We emphasize at the outset that the jury verdict was not set aside on the ground that it was against the weight of the evidence, notwithstanding that was one of the grounds of the motion to set aside the verdict, but only for the assertedly willfully false testimony of the State's appraisal expert.
It is clear that willfully false testimony of a witness may in some circumstances justify setting aside a verdict or judgment. But there are stringent qualifications on the appropriate exercise of the power to vacate on that ground. They have been stated as follows in Shammas v. Shammas , 9 N.J. 321, 330 (1952):
". . . Perjured testimony that warrants disturbance of a final judgment must be shown by clear, convincing and satisfactory evidence to have been, not false merely, but to have been willfully and purposely falsely given, and to have been material to the issue tried and not merely cumulative but probably to have controlled the result. Further, a party seeking to be relieved from the judgment must show that the fact of the falsity of the testimony could not have been discovered by reasonable diligence in time to offset it at the trial or that for other good reason the failure to use diligence is in all the circumstances not a bar to relief. Balip Automotive Repairs, Inc. v. Atlantic Casualty Ins. Co., supra. Clearly the necessity to satisfy these tests before the judgment may be disturbed is itself a deterrent to repeated litigation of the same factual issues." (Emphasis ours).

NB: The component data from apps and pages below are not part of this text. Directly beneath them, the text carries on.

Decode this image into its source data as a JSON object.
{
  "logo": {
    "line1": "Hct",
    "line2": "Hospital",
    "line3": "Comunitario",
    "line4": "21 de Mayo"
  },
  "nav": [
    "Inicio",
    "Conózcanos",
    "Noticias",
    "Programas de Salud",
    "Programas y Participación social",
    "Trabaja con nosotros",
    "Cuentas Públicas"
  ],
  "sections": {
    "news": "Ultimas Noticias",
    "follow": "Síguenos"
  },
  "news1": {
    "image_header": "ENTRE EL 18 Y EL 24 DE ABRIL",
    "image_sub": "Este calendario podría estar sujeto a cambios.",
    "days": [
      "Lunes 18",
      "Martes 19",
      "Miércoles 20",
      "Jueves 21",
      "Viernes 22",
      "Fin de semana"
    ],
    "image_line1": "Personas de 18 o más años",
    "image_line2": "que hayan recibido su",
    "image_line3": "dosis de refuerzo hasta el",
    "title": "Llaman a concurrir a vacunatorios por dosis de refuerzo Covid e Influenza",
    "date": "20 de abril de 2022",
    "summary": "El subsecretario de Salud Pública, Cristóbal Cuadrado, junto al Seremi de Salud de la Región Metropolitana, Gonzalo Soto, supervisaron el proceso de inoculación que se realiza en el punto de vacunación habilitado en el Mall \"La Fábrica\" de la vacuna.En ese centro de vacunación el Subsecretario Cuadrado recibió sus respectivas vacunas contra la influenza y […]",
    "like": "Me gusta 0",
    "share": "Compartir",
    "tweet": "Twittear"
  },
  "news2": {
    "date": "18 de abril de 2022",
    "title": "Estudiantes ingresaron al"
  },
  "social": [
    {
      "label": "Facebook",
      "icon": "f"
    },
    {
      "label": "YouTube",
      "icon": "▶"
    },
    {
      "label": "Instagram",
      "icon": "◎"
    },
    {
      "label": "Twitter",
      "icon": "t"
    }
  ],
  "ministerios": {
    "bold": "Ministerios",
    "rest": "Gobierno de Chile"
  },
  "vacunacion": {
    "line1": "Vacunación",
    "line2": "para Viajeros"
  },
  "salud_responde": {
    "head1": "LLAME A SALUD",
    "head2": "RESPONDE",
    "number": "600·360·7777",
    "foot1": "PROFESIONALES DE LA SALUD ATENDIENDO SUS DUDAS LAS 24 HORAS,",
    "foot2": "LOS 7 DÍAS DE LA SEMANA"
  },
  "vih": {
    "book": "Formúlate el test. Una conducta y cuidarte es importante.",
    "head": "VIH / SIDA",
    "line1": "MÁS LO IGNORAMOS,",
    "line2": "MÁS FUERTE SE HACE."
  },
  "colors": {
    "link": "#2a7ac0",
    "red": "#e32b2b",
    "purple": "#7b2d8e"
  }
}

In the present case, the allegedly false testimony being that of an expert witness, the general rule aforestated must be further refined to reflect the concept that to be accounted perjurious the rendition by a witness of an opinion must be shown to have been adduced in bad faith, i.e. , that the opinion was one which in fact the witness did not entertain. State v. Sullivan , 25 N.J. Super. 484, 490 (App. Div. 1953), ...